### About this task
Read the listing and extract each line that includes the word "title".

Provided data Start Marker

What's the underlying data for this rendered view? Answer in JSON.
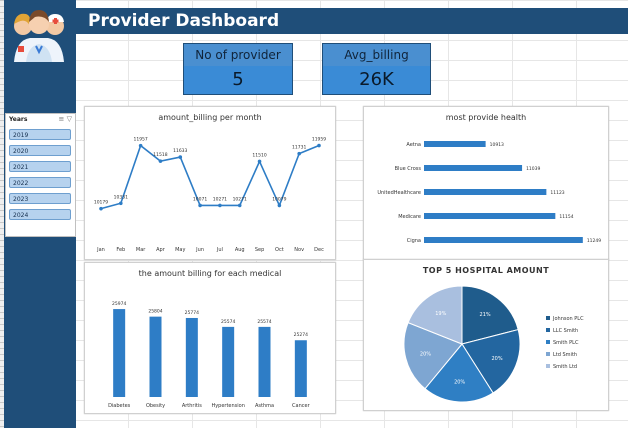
{
  "header": {
    "title": "Provider Dashboard"
  },
  "kpis": [
    {
      "label": "No of provider",
      "value": "5"
    },
    {
      "label": "Avg_billing",
      "value": "26K"
    }
  ],
  "slicer": {
    "title": "Years",
    "items": [
      "2019",
      "2020",
      "2021",
      "2022",
      "2023",
      "2024"
    ]
  },
  "colors": {
    "header": "#1f4e79",
    "bar": "#2e7dc6",
    "line": "#2e7dc6"
  },
  "chart_data": [
    {
      "type": "line",
      "title": "amount_billing per month",
      "categories": [
        "Jan",
        "Feb",
        "Mar",
        "Apr",
        "May",
        "Jun",
        "Jul",
        "Aug",
        "Sep",
        "Oct",
        "Nov",
        "Dec"
      ],
      "values": [
        10179,
        10331,
        11957,
        11518,
        11633,
        10271,
        10271,
        10271,
        11510,
        10271,
        11731,
        11959
      ],
      "labels": [
        "10179",
        "10331",
        "11957",
        "11518",
        "11633",
        "10071",
        "10271",
        "10271",
        "11510",
        "10079",
        "11731",
        "11959"
      ],
      "grid": false
    },
    {
      "type": "bar",
      "orientation": "horizontal",
      "title": "most provide health",
      "categories": [
        "Aetna",
        "Blue Cross",
        "UnitedHealthcare",
        "Medicare",
        "Cigna"
      ],
      "values": [
        10913,
        11039,
        11123,
        11154,
        11249
      ],
      "xlim": [
        10700,
        11260
      ]
    },
    {
      "type": "bar",
      "title": "the amount billing for each medical",
      "categories": [
        "Diabetes",
        "Obesity",
        "Arthritis",
        "Hypertension",
        "Asthma",
        "Cancer"
      ],
      "values": [
        25974,
        25804,
        25774,
        25574,
        25574,
        25274
      ],
      "labels": [
        "25974",
        "25804",
        "25774",
        "25574",
        "25574",
        "25274"
      ],
      "ylim": [
        24000,
        26200
      ]
    },
    {
      "type": "pie",
      "title": "TOP 5 HOSPITAL AMOUNT",
      "categories": [
        "Johnson PLC",
        "LLC Smith",
        "Smith PLC",
        "Ltd Smith",
        "Smith Ltd"
      ],
      "values": [
        21,
        20,
        20,
        20,
        19
      ],
      "labels": [
        "21%",
        "20%",
        "20%",
        "20%",
        "19%"
      ],
      "colors": [
        "#1f5c8c",
        "#2366a0",
        "#2f7fc4",
        "#7ea6d2",
        "#a9bfdf"
      ],
      "legend": "right"
    }
  ]
}
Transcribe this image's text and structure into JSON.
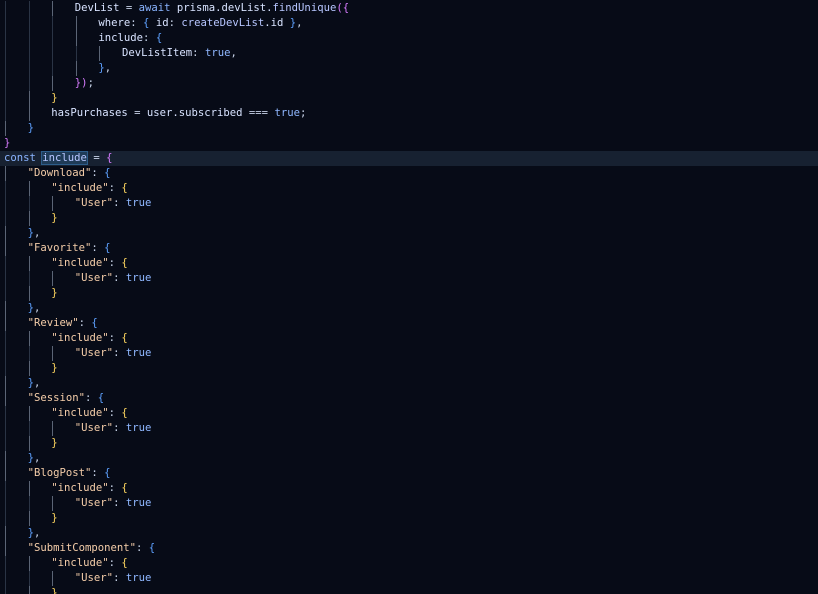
{
  "editor": {
    "theme_colors": {
      "background": "#070b17",
      "current_line": "#172131",
      "plain": "#c7d3e8",
      "keyword": "#8ab4ff",
      "function": "#b7c6ff",
      "string": "#f4cda9",
      "property": "#d8e3ff",
      "bracket_yellow": "#ffd75f",
      "bracket_purple": "#d77cff",
      "bracket_blue": "#5ea1ff",
      "boolean": "#8fb7ff"
    },
    "current_line_index": 10,
    "code_lines": [
      {
        "indent": 3,
        "guides": [
          0,
          1,
          2
        ],
        "tokens": [
          {
            "text": "DevList",
            "color": "#d8e3ff"
          },
          {
            "text": " = ",
            "color": "#c7d3e8"
          },
          {
            "text": "await",
            "color": "#8ab4ff"
          },
          {
            "text": " prisma.devList.",
            "color": "#d8e3ff"
          },
          {
            "text": "findUnique",
            "color": "#b7c6ff"
          },
          {
            "text": "({",
            "color": "#d77cff"
          }
        ]
      },
      {
        "indent": 4,
        "guides": [
          0,
          1,
          2,
          3
        ],
        "tokens": [
          {
            "text": "where",
            "color": "#d8e3ff"
          },
          {
            "text": ": ",
            "color": "#c7d3e8"
          },
          {
            "text": "{",
            "color": "#5ea1ff"
          },
          {
            "text": " id",
            "color": "#d8e3ff"
          },
          {
            "text": ": ",
            "color": "#c7d3e8"
          },
          {
            "text": "createDevList",
            "color": "#b7c6ff"
          },
          {
            "text": ".id ",
            "color": "#d8e3ff"
          },
          {
            "text": "}",
            "color": "#5ea1ff"
          },
          {
            "text": ",",
            "color": "#c7d3e8"
          }
        ]
      },
      {
        "indent": 4,
        "guides": [
          0,
          1,
          2,
          3
        ],
        "tokens": [
          {
            "text": "include",
            "color": "#d8e3ff"
          },
          {
            "text": ": ",
            "color": "#c7d3e8"
          },
          {
            "text": "{",
            "color": "#5ea1ff"
          }
        ]
      },
      {
        "indent": 5,
        "guides": [
          0,
          1,
          2,
          3,
          4
        ],
        "tokens": [
          {
            "text": "DevListItem",
            "color": "#d8e3ff"
          },
          {
            "text": ": ",
            "color": "#c7d3e8"
          },
          {
            "text": "true",
            "color": "#8fb7ff"
          },
          {
            "text": ",",
            "color": "#c7d3e8"
          }
        ]
      },
      {
        "indent": 4,
        "guides": [
          0,
          1,
          2,
          3
        ],
        "tokens": [
          {
            "text": "}",
            "color": "#5ea1ff"
          },
          {
            "text": ",",
            "color": "#c7d3e8"
          }
        ]
      },
      {
        "indent": 3,
        "guides": [
          0,
          1,
          2
        ],
        "tokens": [
          {
            "text": "})",
            "color": "#d77cff"
          },
          {
            "text": ";",
            "color": "#c7d3e8"
          }
        ]
      },
      {
        "indent": 2,
        "guides": [
          0,
          1
        ],
        "tokens": [
          {
            "text": "}",
            "color": "#ffd75f"
          }
        ]
      },
      {
        "indent": 2,
        "guides": [
          0,
          1
        ],
        "tokens": [
          {
            "text": "hasPurchases",
            "color": "#d8e3ff"
          },
          {
            "text": " = ",
            "color": "#c7d3e8"
          },
          {
            "text": "user.subscribed",
            "color": "#d8e3ff"
          },
          {
            "text": " === ",
            "color": "#c7d3e8"
          },
          {
            "text": "true",
            "color": "#8fb7ff"
          },
          {
            "text": ";",
            "color": "#c7d3e8"
          }
        ]
      },
      {
        "indent": 1,
        "guides": [
          0
        ],
        "tokens": [
          {
            "text": "}",
            "color": "#5ea1ff"
          }
        ]
      },
      {
        "indent": 0,
        "guides": [],
        "tokens": [
          {
            "text": "}",
            "color": "#d77cff"
          }
        ]
      },
      {
        "indent": 0,
        "guides": [],
        "tokens": [
          {
            "text": "const",
            "color": "#8ab4ff"
          },
          {
            "text": " ",
            "color": "#c7d3e8"
          },
          {
            "text": "include",
            "color": "#b7c6ff",
            "highlight": true
          },
          {
            "text": " = ",
            "color": "#c7d3e8"
          },
          {
            "text": "{",
            "color": "#d77cff"
          }
        ]
      },
      {
        "indent": 1,
        "guides": [
          0
        ],
        "tokens": [
          {
            "text": "\"Download\"",
            "color": "#f4cda9"
          },
          {
            "text": ": ",
            "color": "#c7d3e8"
          },
          {
            "text": "{",
            "color": "#5ea1ff"
          }
        ]
      },
      {
        "indent": 2,
        "guides": [
          0,
          1
        ],
        "tokens": [
          {
            "text": "\"include\"",
            "color": "#f4cda9"
          },
          {
            "text": ": ",
            "color": "#c7d3e8"
          },
          {
            "text": "{",
            "color": "#ffd75f"
          }
        ]
      },
      {
        "indent": 3,
        "guides": [
          0,
          1,
          2
        ],
        "tokens": [
          {
            "text": "\"User\"",
            "color": "#f4cda9"
          },
          {
            "text": ": ",
            "color": "#c7d3e8"
          },
          {
            "text": "true",
            "color": "#8fb7ff"
          }
        ]
      },
      {
        "indent": 2,
        "guides": [
          0,
          1
        ],
        "tokens": [
          {
            "text": "}",
            "color": "#ffd75f"
          }
        ]
      },
      {
        "indent": 1,
        "guides": [
          0
        ],
        "tokens": [
          {
            "text": "}",
            "color": "#5ea1ff"
          },
          {
            "text": ",",
            "color": "#c7d3e8"
          }
        ]
      },
      {
        "indent": 1,
        "guides": [
          0
        ],
        "tokens": [
          {
            "text": "\"Favorite\"",
            "color": "#f4cda9"
          },
          {
            "text": ": ",
            "color": "#c7d3e8"
          },
          {
            "text": "{",
            "color": "#5ea1ff"
          }
        ]
      },
      {
        "indent": 2,
        "guides": [
          0,
          1
        ],
        "tokens": [
          {
            "text": "\"include\"",
            "color": "#f4cda9"
          },
          {
            "text": ": ",
            "color": "#c7d3e8"
          },
          {
            "text": "{",
            "color": "#ffd75f"
          }
        ]
      },
      {
        "indent": 3,
        "guides": [
          0,
          1,
          2
        ],
        "tokens": [
          {
            "text": "\"User\"",
            "color": "#f4cda9"
          },
          {
            "text": ": ",
            "color": "#c7d3e8"
          },
          {
            "text": "true",
            "color": "#8fb7ff"
          }
        ]
      },
      {
        "indent": 2,
        "guides": [
          0,
          1
        ],
        "tokens": [
          {
            "text": "}",
            "color": "#ffd75f"
          }
        ]
      },
      {
        "indent": 1,
        "guides": [
          0
        ],
        "tokens": [
          {
            "text": "}",
            "color": "#5ea1ff"
          },
          {
            "text": ",",
            "color": "#c7d3e8"
          }
        ]
      },
      {
        "indent": 1,
        "guides": [
          0
        ],
        "tokens": [
          {
            "text": "\"Review\"",
            "color": "#f4cda9"
          },
          {
            "text": ": ",
            "color": "#c7d3e8"
          },
          {
            "text": "{",
            "color": "#5ea1ff"
          }
        ]
      },
      {
        "indent": 2,
        "guides": [
          0,
          1
        ],
        "tokens": [
          {
            "text": "\"include\"",
            "color": "#f4cda9"
          },
          {
            "text": ": ",
            "color": "#c7d3e8"
          },
          {
            "text": "{",
            "color": "#ffd75f"
          }
        ]
      },
      {
        "indent": 3,
        "guides": [
          0,
          1,
          2
        ],
        "tokens": [
          {
            "text": "\"User\"",
            "color": "#f4cda9"
          },
          {
            "text": ": ",
            "color": "#c7d3e8"
          },
          {
            "text": "true",
            "color": "#8fb7ff"
          }
        ]
      },
      {
        "indent": 2,
        "guides": [
          0,
          1
        ],
        "tokens": [
          {
            "text": "}",
            "color": "#ffd75f"
          }
        ]
      },
      {
        "indent": 1,
        "guides": [
          0
        ],
        "tokens": [
          {
            "text": "}",
            "color": "#5ea1ff"
          },
          {
            "text": ",",
            "color": "#c7d3e8"
          }
        ]
      },
      {
        "indent": 1,
        "guides": [
          0
        ],
        "tokens": [
          {
            "text": "\"Session\"",
            "color": "#f4cda9"
          },
          {
            "text": ": ",
            "color": "#c7d3e8"
          },
          {
            "text": "{",
            "color": "#5ea1ff"
          }
        ]
      },
      {
        "indent": 2,
        "guides": [
          0,
          1
        ],
        "tokens": [
          {
            "text": "\"include\"",
            "color": "#f4cda9"
          },
          {
            "text": ": ",
            "color": "#c7d3e8"
          },
          {
            "text": "{",
            "color": "#ffd75f"
          }
        ]
      },
      {
        "indent": 3,
        "guides": [
          0,
          1,
          2
        ],
        "tokens": [
          {
            "text": "\"User\"",
            "color": "#f4cda9"
          },
          {
            "text": ": ",
            "color": "#c7d3e8"
          },
          {
            "text": "true",
            "color": "#8fb7ff"
          }
        ]
      },
      {
        "indent": 2,
        "guides": [
          0,
          1
        ],
        "tokens": [
          {
            "text": "}",
            "color": "#ffd75f"
          }
        ]
      },
      {
        "indent": 1,
        "guides": [
          0
        ],
        "tokens": [
          {
            "text": "}",
            "color": "#5ea1ff"
          },
          {
            "text": ",",
            "color": "#c7d3e8"
          }
        ]
      },
      {
        "indent": 1,
        "guides": [
          0
        ],
        "tokens": [
          {
            "text": "\"BlogPost\"",
            "color": "#f4cda9"
          },
          {
            "text": ": ",
            "color": "#c7d3e8"
          },
          {
            "text": "{",
            "color": "#5ea1ff"
          }
        ]
      },
      {
        "indent": 2,
        "guides": [
          0,
          1
        ],
        "tokens": [
          {
            "text": "\"include\"",
            "color": "#f4cda9"
          },
          {
            "text": ": ",
            "color": "#c7d3e8"
          },
          {
            "text": "{",
            "color": "#ffd75f"
          }
        ]
      },
      {
        "indent": 3,
        "guides": [
          0,
          1,
          2
        ],
        "tokens": [
          {
            "text": "\"User\"",
            "color": "#f4cda9"
          },
          {
            "text": ": ",
            "color": "#c7d3e8"
          },
          {
            "text": "true",
            "color": "#8fb7ff"
          }
        ]
      },
      {
        "indent": 2,
        "guides": [
          0,
          1
        ],
        "tokens": [
          {
            "text": "}",
            "color": "#ffd75f"
          }
        ]
      },
      {
        "indent": 1,
        "guides": [
          0
        ],
        "tokens": [
          {
            "text": "}",
            "color": "#5ea1ff"
          },
          {
            "text": ",",
            "color": "#c7d3e8"
          }
        ]
      },
      {
        "indent": 1,
        "guides": [
          0
        ],
        "tokens": [
          {
            "text": "\"SubmitComponent\"",
            "color": "#f4cda9"
          },
          {
            "text": ": ",
            "color": "#c7d3e8"
          },
          {
            "text": "{",
            "color": "#5ea1ff"
          }
        ]
      },
      {
        "indent": 2,
        "guides": [
          0,
          1
        ],
        "tokens": [
          {
            "text": "\"include\"",
            "color": "#f4cda9"
          },
          {
            "text": ": ",
            "color": "#c7d3e8"
          },
          {
            "text": "{",
            "color": "#ffd75f"
          }
        ]
      },
      {
        "indent": 3,
        "guides": [
          0,
          1,
          2
        ],
        "tokens": [
          {
            "text": "\"User\"",
            "color": "#f4cda9"
          },
          {
            "text": ": ",
            "color": "#c7d3e8"
          },
          {
            "text": "true",
            "color": "#8fb7ff"
          }
        ]
      },
      {
        "indent": 2,
        "guides": [
          0,
          1
        ],
        "tokens": [
          {
            "text": "}",
            "color": "#ffd75f"
          }
        ]
      }
    ]
  }
}
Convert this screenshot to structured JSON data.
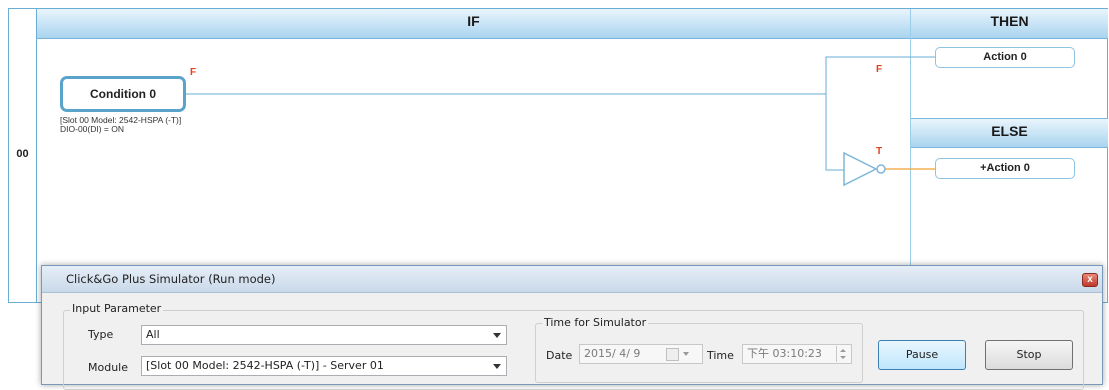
{
  "rule": {
    "row_number": "00",
    "if_label": "IF",
    "then_label": "THEN",
    "else_label": "ELSE",
    "condition": {
      "label": "Condition 0",
      "flag": "F",
      "detail_line1": "[Slot 00 Model: 2542-HSPA (-T)]",
      "detail_line2": "DIO-00(DI) = ON"
    },
    "then_flag": "F",
    "else_flag": "T",
    "then_action": "Action 0",
    "else_action": "+Action 0",
    "colors": {
      "line_blue": "#6aaed6",
      "line_orange": "#f0a030",
      "flag_red": "#e0421c"
    }
  },
  "dialog": {
    "title": "Click&Go Plus Simulator (Run mode)",
    "input_group_label": "Input Parameter",
    "type_label": "Type",
    "type_value": "All",
    "module_label": "Module",
    "module_value": "[Slot 00 Model: 2542-HSPA (-T)] - Server 01",
    "time_group_label": "Time for Simulator",
    "date_label": "Date",
    "date_value": "2015/ 4/ 9",
    "time_label": "Time",
    "time_value": "下午 03:10:23",
    "pause_label": "Pause",
    "stop_label": "Stop",
    "close_glyph": "x"
  }
}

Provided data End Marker

### Output for this exercise
    "title": "Provider Dashboard"
    "title": "Years",
      "title": "amount_billing per month",
      "title": "most provide health",
      "title": "the amount billing for each medical",
      "title": "TOP 5 HOSPITAL AMOUNT",
    "title": "Click&Go Plus Simulator (Run mode)",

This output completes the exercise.